Wednesday, October 14, 2009

My Latest Book

I am pleased to share that my latest book, Remembering Virginia's Confederates, is in the final stages of editing and will be released to the public on January 11, 2010. It is also now available for pre-order on sites such as and Barnes & The book is part of a larger series with Arcadia Publishing that includes works on North Carolina, Georgia, Kentucky, and Arkansas. My book is a 128 page, 200-plus captioned photograph volume that chronicles the wide range of Virginians who served the Confederate cause in military and/or political capacities during the Civil War (including those who served in the Confederate Navy). It highlights many of the high-ranking generals and politicians, but also provides a compelling sampling of junior officers and enlisted men. The book also touches on the important work of Southern women (the wives, daughters, and sisters of Confederate veterans) in preserving the memory of the Confederacy in the decades after the war. Overall, the book is meant to provide a non-biased, analytical look at what motivated these individuals to serve this particular cause.

The photographs for this book came from a variety of sources, including Virginia Military Institute, the Library of Congress, Gettysburg National Military Park, and from private collections. Staff from the Museum of the Confederacy also provided valuable guidance and consulting support for this project. Further, I am particularly grateful to my friend Col. J.E.B. Stuart IV (the great-grandson of famous Confederate Cavalry General J.E.B. Stuart) for writing the book's foreword. For more information on Remembering Virginia's Confederates, please visit, Barnes &, or the Arcadia Publishing website.

Tuesday, October 13, 2009

An Interview with a Former CNU President

Recently, I had the opportunity to interview Dr. James Windsor (shown here), who served as Christopher Newport University's president from 1970 to 1980. The interview was part of an assignment in one of my doctoral classes at William and Mary. I have had the privilege of working with Dr. Windsor before on other projects and am very fond of him and his wife. He is highly regarded at CNU and considered by many to be the university's "elder statesman". During Dr. Windsor's presidential tenure, he was instrumental in guiding Christopher Newport toward independence from William and Mary. CNU (then CNC) was until the mid-1970s a two-year division of W&M. Dr. Windsor and his allies in the community felt that it was important that Christopher Newport achieve independence as a full-functioning four-year public college in order to continue evolving and determine its own destiny. It took a great deal of work and determination, but CNU officially became independent in 1977, and is still Virginia's youngest public higher education institution.
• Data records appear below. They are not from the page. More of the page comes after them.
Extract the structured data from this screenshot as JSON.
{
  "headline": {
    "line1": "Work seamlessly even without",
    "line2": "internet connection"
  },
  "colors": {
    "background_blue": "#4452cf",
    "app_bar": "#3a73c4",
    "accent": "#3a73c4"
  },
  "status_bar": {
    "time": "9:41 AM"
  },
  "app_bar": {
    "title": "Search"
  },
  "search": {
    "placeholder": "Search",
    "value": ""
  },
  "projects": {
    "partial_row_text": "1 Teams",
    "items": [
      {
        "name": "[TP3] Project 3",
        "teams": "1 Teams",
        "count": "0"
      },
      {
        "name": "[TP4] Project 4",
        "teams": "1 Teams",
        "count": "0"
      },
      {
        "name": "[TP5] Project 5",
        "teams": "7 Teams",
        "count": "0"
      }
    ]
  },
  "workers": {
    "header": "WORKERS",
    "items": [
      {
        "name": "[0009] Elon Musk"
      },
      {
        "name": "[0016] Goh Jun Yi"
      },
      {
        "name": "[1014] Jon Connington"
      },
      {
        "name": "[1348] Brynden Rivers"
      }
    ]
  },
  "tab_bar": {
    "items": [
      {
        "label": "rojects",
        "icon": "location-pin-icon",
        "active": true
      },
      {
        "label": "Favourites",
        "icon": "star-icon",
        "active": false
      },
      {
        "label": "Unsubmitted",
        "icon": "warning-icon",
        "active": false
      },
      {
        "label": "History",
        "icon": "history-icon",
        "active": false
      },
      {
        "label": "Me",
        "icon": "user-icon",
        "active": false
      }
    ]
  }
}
Apart from Dr. Windsor's service at CNU, he has also had a distinguished career as a faculty member and college administrator. Joining Christopher Newport in 1962, he founded the psychology department as well as the student counseling center. He also served as Dean of Students and established summer and evening class programs. Prior to his work in higher education, he also served his country as a U.S. Marine during the Korean War. As a non-commissioned officer, he led anti-tank assault platoons and saw extensive combat while laying and removing mines and other explosives. Overall, Dr. Windsor serves as an excellent role model for those of us who serve in higher education. For more information on him and his service at CNU, please refer to my book, "Christopher Newport University" (2009, Arcadia Publishing).